Every entry should be returned exactly. Omit none of them.

BEGIN

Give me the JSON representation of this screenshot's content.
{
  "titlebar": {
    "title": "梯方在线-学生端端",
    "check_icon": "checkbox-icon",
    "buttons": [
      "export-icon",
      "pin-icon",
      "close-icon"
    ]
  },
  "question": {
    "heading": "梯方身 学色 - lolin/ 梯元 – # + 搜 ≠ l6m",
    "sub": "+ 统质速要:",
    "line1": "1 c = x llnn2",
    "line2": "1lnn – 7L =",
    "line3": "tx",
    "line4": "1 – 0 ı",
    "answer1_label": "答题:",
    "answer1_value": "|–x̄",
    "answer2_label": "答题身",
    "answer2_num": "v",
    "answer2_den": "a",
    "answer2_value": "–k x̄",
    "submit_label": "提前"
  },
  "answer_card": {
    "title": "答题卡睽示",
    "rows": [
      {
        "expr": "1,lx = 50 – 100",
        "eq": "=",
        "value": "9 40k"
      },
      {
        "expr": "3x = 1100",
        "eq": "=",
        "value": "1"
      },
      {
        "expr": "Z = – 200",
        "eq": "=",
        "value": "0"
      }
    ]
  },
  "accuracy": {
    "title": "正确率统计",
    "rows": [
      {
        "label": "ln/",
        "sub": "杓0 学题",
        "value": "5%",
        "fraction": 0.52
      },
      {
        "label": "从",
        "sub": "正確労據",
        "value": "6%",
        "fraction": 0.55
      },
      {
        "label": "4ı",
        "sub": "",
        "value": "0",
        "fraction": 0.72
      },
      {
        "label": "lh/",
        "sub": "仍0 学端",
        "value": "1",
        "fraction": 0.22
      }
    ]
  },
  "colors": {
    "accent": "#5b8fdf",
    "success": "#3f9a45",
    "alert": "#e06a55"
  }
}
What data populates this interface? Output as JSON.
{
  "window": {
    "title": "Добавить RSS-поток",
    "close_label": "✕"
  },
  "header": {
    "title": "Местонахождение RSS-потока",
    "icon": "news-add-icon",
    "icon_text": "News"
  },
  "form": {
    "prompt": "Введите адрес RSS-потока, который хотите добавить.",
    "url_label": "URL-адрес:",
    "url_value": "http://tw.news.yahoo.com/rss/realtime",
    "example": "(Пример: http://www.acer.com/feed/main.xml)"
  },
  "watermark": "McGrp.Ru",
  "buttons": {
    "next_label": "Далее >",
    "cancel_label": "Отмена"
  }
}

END

- _SOLUTION_
Give me the JSON representation of this screenshot's content.
{
  "titlebar": {
    "title": "梯方在线-学生端端",
    "check_icon": "checkbox-icon",
    "buttons": [
      "export-icon",
      "pin-icon",
      "close-icon"
    ]
  },
  "question": {
    "heading": "梯方身 学色 - lolin/ 梯元 – # + 搜 ≠ l6m",
    "sub": "+ 统质速要:",
    "line1": "1 c = x llnn2",
    "line2": "1lnn – 7L =",
    "line3": "tx",
    "line4": "1 – 0 ı",
    "answer1_label": "答题:",
    "answer1_value": "|–x̄",
    "answer2_label": "答题身",
    "answer2_num": "v",
    "answer2_den": "a",
    "answer2_value": "–k x̄",
    "submit_label": "提前"
  },
  "answer_card": {
    "title": "答题卡睽示",
    "rows": [
      {
        "expr": "1,lx = 50 – 100",
        "eq": "=",
        "value": "9 40k"
      },
      {
        "expr": "3x = 1100",
        "eq": "=",
        "value": "1"
      },
      {
        "expr": "Z = – 200",
        "eq": "=",
        "value": "0"
      }
    ]
  },
  "accuracy": {
    "title": "正确率统计",
    "rows": [
      {
        "label": "ln/",
        "sub": "杓0 学题",
        "value": "5%",
        "fraction": 0.52
      },
      {
        "label": "从",
        "sub": "正確労據",
        "value": "6%",
        "fraction": 0.55
      },
      {
        "label": "4ı",
        "sub": "",
        "value": "0",
        "fraction": 0.72
      },
      {
        "label": "lh/",
        "sub": "仍0 学端",
        "value": "1",
        "fraction": 0.22
      }
    ]
  },
  "colors": {
    "accent": "#5b8fdf",
    "success": "#3f9a45",
    "alert": "#e06a55"
  }
}
What data populates this interface? Output as JSON.
{
  "window": {
    "title": "Добавить RSS-поток",
    "close_label": "✕"
  },
  "header": {
    "title": "Местонахождение RSS-потока",
    "icon": "news-add-icon",
    "icon_text": "News"
  },
  "form": {
    "prompt": "Введите адрес RSS-потока, который хотите добавить.",
    "url_label": "URL-адрес:",
    "url_value": "http://tw.news.yahoo.com/rss/realtime",
    "example": "(Пример: http://www.acer.com/feed/main.xml)"
  },
  "watermark": "McGrp.Ru",
  "buttons": {
    "next_label": "Далее >",
    "cancel_label": "Отмена"
  }
}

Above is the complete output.